Why did Boston Gear decide to market this product?
Boston Gear already manufactures some of the most efficient Worm gear drives on the market today. The development and launch of 2000 Series was an extension into the Helical gear drive and gear motor market of our belief that energy efficient and prolonged-life products are in high demand and present the user with tangible value. A detailed Voice of Customer study preceding development uncovered gaps between customer needs / wants and the market offering. The 2000 Series Helical Inline and Helical Bevel product offering integrates design features that drive enhanced performance, quick-and-easy installation, and prolonged product life at a cost-effective market price.
How is this gear drive different from similar products?
With decades of experience in gear and gear drive analysis and design, our engineering team was able to maximize critical tooth-tooth contact surfaces to maximize torque throughput. We also introduced two NEW features that are unique to the marketplace.

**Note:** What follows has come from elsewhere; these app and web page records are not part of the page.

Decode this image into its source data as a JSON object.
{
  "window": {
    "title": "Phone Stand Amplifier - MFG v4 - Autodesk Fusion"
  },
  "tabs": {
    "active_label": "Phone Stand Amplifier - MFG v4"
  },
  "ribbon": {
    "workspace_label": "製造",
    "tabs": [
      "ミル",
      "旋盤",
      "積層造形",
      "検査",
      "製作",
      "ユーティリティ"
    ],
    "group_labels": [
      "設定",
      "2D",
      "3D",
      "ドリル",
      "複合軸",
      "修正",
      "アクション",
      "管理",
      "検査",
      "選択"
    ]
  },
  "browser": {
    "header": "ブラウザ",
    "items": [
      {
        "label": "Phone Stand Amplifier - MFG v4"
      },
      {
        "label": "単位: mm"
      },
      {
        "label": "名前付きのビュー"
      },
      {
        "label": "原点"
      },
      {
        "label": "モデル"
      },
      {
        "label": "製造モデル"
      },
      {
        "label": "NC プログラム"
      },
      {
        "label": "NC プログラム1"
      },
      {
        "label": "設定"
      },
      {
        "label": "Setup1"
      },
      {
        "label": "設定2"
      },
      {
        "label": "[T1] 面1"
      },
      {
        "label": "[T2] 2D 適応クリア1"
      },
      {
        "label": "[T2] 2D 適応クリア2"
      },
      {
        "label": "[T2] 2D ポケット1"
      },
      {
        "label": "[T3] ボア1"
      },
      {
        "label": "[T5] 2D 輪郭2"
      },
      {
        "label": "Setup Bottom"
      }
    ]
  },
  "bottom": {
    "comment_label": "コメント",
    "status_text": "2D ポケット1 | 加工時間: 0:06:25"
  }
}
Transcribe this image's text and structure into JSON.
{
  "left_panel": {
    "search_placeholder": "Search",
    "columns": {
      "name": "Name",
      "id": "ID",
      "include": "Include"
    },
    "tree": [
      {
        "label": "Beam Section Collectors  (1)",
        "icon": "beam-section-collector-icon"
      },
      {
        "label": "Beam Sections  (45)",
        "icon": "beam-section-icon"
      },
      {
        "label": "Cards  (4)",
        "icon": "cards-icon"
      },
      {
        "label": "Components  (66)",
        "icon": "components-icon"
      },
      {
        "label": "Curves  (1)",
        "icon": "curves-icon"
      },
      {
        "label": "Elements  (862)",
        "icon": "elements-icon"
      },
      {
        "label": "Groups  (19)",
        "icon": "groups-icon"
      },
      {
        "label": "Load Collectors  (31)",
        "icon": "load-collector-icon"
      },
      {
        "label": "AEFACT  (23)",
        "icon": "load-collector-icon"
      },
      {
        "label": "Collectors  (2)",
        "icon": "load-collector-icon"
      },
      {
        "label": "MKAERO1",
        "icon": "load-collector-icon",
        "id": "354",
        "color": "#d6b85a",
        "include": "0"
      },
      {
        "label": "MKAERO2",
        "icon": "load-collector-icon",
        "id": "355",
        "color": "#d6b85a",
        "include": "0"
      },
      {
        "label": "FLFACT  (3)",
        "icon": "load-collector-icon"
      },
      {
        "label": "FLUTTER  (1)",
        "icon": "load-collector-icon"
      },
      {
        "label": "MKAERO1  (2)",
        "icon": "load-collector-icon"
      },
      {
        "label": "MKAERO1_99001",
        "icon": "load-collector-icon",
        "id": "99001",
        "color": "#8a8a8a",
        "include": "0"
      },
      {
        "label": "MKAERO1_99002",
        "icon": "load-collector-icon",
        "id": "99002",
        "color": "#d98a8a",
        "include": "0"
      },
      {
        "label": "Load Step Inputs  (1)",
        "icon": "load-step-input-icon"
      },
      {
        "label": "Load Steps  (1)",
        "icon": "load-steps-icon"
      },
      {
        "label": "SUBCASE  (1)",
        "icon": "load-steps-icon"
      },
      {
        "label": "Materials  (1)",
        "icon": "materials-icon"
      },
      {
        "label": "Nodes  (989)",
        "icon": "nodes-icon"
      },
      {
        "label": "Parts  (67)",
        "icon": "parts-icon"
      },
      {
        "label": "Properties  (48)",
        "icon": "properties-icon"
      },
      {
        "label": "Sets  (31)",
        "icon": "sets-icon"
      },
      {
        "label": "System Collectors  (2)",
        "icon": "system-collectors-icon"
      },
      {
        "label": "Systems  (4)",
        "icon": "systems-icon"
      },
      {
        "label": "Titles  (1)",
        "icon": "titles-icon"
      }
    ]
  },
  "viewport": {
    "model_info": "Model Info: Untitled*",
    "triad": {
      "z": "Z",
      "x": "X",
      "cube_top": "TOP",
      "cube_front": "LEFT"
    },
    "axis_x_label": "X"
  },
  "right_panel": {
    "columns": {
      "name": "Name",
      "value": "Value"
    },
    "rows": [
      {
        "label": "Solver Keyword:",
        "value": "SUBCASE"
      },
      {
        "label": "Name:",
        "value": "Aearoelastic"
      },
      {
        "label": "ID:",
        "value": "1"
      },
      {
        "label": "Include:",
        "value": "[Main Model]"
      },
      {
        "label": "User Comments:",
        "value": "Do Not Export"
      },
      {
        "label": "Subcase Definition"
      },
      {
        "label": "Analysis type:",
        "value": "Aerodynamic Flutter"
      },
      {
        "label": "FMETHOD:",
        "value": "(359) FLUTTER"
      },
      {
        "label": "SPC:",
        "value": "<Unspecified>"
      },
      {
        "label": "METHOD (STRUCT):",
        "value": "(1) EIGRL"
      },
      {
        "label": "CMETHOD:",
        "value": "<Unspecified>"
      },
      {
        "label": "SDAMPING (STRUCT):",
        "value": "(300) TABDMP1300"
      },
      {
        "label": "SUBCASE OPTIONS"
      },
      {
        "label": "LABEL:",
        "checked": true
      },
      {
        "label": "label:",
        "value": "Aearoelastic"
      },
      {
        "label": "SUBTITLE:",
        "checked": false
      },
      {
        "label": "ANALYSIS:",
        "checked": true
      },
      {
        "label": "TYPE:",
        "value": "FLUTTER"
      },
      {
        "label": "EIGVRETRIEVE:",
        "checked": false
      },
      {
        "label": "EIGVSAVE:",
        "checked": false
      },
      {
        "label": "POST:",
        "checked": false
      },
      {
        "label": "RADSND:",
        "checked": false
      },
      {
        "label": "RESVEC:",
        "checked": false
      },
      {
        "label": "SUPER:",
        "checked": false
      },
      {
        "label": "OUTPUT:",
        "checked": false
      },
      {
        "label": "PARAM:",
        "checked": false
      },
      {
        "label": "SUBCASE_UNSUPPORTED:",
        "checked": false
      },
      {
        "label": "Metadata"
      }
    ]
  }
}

The first is the machining of Mounting Registers into the housing. By banking these reference surfaces up against the machined framework of the user’s equipment, the installer will be able to quickly and accurately align their equipment with the centerline of the output shaft. The second is the incorporation of rare earth magnets into the natural oil churn of the gear train. Through the normal operation of the gear drive, any metallic wear debris is automatically removed which prolongs the life of all gear and bearing elements.
What problems did you encounter during the development process?
Much of the dilemmas we faced were centered around the size and scope of the project. For this reason, we decided to divide the project into two sequential phases which focused on a Helical Bevel and a Helical Inline design respectively.
How long did it take from conception to final production?
The project included a total of 10 frame sizes with thousands of possible configurations. The full development process took over 2 years. Boston Gear was careful and deliberate about how we proceeded throughout the project. Along the way, we had cross functional team involvement and employed lean principles to maximize productivity.
Did cost factors play a role in changing the final design of this product?
Global supply chain management has been an area of strength for Boston Gear over the last 20 years. Several practices we have adopted over the years (such as Value Engineering with our vendors) have allowed us to drive cost out while still ensuring traditional Boston Gear Quality Standards (ISO 9001:2008) and meeting or exceeding market availability expectations. To this end, we worked together with our supply partners and our internal manufacturing production team to engineer out unnecessary cost and at the same time making sure not to sacrifice quality.
Who do you consider your target audience to be and what benefits will they realize from using this product?
One of the nice aspects of the 2000 Series is that it is suitable for use across industries and has thus become our general-industry Helical Product Platform. That being said, we have had particular success in the food and beverage market. Part of this is attributed to the lessons learned from prior NPD projects. Strong demand for our revolutionary housing features (ie domed crown, rounded edges) and o-ring mounting interfaces drove the integration of these features into the 2000 Series design. The benefits of these features include superior ‘cleanability’ (better water run-off to prevent pooling and bacteria formation) and effective sealing. The recent launch of a stainless exterior model of the 2000 Series Helical Bevel has driven further customer value and demand by enhancing protection against aggressive washdown chemicals.
Please add any other interesting sidelights that you think our readers would enjoy knowing.
In addition, these products are designed as dimensional ‘drop-in’ replacements for common European models, to provide North American customers with an alternative domestic manufacturing source.